The Coronavirus vaccines have arrived in the United States, and distributions have already begun. Among the first people to receive the FDA-approved medication was a Black nurse from Queens, New York.
On Monday (Dec. 14), Dr. Michelle Chester of Northwell Health administered the vaccine to Sandra Lindsay — a critical ICU nurse at the Long Island Jewish Medical Center — during a live stream with New York Governor Andrew Cuomo.
“I would like to thank all the frontline workers, all my colleagues who’ve been doing a yeoman’s job to fight this pandemic all over the world,” Lindsay said after the injection. “I feel hopeful today, relieved. I feel like healing is coming. I hope this marks the beginning of the end of a very painful time in our history.”
“HISTORY. The first New Yorker, frontline nurse Sandra Lindsay, has been vaccinated,” Cuomo later tweeted. “Healing is coming. Thank you, Sandra.”
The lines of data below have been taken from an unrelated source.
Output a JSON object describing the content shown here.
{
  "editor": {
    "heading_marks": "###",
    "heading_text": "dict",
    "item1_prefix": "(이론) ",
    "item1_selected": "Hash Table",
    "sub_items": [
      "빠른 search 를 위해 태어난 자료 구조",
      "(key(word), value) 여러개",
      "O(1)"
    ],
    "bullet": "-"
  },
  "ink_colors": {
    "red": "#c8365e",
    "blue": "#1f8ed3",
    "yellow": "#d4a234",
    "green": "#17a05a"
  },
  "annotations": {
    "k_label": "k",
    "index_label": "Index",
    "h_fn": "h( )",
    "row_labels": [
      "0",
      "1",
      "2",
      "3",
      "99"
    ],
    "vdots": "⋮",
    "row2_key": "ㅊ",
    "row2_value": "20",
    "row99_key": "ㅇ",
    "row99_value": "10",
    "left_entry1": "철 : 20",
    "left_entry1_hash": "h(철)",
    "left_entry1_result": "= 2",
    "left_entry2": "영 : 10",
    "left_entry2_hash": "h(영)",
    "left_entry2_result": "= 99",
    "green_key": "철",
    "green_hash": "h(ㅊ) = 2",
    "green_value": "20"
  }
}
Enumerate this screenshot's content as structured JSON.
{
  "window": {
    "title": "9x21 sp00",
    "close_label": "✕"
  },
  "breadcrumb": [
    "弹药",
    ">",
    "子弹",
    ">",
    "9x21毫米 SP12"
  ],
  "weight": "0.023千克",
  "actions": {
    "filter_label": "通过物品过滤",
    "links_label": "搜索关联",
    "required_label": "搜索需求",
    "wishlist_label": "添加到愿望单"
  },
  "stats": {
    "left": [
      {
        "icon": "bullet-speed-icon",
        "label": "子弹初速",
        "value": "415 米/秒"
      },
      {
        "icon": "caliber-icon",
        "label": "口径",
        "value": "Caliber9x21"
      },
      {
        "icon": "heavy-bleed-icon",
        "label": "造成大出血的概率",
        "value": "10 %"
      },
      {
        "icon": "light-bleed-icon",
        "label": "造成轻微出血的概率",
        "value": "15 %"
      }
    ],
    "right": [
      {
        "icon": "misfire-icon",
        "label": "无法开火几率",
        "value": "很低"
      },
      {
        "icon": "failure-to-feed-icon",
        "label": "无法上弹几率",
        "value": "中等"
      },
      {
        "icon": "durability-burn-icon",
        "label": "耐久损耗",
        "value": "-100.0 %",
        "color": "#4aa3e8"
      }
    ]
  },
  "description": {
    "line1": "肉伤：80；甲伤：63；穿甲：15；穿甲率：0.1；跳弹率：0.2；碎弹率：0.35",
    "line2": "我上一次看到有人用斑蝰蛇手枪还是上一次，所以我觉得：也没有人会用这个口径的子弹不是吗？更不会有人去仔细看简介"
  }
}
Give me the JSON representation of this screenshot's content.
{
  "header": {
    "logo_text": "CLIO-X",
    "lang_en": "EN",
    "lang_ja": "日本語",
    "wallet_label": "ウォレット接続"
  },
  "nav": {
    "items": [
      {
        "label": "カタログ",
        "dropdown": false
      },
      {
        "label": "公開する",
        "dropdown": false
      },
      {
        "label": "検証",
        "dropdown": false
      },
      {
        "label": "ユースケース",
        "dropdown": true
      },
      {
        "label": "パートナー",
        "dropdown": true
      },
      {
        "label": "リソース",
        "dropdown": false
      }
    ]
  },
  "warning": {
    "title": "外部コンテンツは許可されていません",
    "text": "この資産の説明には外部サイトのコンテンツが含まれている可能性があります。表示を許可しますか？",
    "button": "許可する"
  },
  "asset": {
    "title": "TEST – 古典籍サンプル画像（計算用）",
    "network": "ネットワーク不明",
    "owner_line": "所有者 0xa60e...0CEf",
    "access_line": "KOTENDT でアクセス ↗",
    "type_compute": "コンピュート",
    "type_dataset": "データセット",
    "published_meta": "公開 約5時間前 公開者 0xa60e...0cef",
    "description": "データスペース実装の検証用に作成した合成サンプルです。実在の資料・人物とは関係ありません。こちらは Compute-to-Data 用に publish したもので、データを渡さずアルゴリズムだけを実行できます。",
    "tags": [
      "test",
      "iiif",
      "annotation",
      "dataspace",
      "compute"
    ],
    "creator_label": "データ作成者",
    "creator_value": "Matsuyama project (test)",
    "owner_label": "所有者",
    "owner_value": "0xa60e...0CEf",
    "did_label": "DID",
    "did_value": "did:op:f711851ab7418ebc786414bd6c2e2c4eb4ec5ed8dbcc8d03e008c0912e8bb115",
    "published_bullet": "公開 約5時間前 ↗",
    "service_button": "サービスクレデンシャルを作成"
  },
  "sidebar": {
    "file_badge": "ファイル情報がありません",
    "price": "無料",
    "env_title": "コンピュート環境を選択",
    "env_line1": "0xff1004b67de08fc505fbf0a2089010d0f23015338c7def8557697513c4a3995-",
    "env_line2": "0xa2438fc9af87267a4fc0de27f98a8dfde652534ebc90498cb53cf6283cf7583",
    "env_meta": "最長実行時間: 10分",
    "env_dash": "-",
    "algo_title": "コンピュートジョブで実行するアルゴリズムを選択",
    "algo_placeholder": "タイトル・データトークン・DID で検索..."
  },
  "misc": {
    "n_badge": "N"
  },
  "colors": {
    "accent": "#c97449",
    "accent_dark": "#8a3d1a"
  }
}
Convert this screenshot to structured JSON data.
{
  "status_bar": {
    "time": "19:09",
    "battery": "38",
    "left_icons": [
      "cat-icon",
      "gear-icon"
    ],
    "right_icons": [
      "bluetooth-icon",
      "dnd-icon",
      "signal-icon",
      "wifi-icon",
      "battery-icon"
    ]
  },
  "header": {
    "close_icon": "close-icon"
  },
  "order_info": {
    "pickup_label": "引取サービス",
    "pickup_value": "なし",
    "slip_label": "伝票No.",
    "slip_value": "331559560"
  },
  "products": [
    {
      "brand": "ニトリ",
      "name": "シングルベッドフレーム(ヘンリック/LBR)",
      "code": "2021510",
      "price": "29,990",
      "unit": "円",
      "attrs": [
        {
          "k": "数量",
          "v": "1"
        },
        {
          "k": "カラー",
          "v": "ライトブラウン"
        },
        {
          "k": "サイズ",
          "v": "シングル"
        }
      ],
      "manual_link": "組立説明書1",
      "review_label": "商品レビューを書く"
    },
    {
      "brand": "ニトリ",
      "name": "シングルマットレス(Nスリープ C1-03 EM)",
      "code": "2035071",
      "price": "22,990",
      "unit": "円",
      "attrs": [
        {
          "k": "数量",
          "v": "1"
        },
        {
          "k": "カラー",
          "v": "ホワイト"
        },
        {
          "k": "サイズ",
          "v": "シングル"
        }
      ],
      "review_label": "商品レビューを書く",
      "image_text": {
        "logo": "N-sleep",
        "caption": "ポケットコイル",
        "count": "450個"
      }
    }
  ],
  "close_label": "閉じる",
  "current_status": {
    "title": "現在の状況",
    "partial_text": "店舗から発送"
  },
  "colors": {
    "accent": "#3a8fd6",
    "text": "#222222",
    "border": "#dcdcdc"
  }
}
Lindsay’s vaccination comes days after the Food and Drug Administration approved Pfizer’s COVID-19 vaccine, which will be specifically be given to vulnerable populations, including first responders, senior citizens and essential workers.
The Pfizer shot — which is reportedly 90% effective — has been the topic of controversy since it’s been announced. Lupe Fiasco seems to support the newly-developed medication, but others, like Offset, don’t “trust” it.
“I want to instill public confidence that the vaccine is safe,” Lindsay said in hopes to eliminate doubt regarding the injection. “We’re in a pandemic, and so we all need to do our part to put an end to the pandemic and not give up so soon.”
Donald Trump recently expressed his excitement about the quick development of the vaccine as well as its distribution, but he wants White House staffers to receive it “somewhat later in the program, unless specifically necessary,” according to a recent tweet.